● Task description
Scan the entries for lines with the word "Mainframe" and copy those lines.

● App and web page records

»»

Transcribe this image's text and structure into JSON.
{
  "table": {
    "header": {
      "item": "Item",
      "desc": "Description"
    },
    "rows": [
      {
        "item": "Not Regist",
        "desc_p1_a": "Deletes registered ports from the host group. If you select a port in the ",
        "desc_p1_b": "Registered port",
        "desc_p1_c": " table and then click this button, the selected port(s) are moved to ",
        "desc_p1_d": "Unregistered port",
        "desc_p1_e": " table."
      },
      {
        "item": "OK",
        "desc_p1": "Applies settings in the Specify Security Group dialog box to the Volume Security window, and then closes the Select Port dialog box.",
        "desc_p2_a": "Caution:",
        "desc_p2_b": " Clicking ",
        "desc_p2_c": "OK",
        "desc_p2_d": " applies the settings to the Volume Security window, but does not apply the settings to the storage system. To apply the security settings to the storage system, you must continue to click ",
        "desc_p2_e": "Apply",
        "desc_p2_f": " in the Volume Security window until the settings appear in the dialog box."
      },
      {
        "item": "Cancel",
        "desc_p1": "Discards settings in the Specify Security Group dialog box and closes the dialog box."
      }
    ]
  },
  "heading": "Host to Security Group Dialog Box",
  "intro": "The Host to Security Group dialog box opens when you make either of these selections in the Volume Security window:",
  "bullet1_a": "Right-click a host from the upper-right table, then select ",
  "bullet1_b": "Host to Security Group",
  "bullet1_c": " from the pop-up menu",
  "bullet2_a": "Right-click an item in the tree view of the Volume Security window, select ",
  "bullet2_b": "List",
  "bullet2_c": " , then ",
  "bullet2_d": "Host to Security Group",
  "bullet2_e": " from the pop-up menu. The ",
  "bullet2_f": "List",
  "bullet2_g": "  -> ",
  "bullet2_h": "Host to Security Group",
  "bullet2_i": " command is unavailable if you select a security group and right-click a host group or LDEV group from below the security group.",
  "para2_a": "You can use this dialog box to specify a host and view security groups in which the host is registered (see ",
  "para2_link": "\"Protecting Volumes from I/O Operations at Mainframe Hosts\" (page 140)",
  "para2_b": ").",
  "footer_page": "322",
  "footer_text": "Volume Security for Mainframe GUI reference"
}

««

● Exercise answer
  "para2_link": "\"Protecting Volumes from I/O Operations at Mainframe Hosts\" (page 140)",
  "footer_text": "Volume Security for Mainframe GUI reference"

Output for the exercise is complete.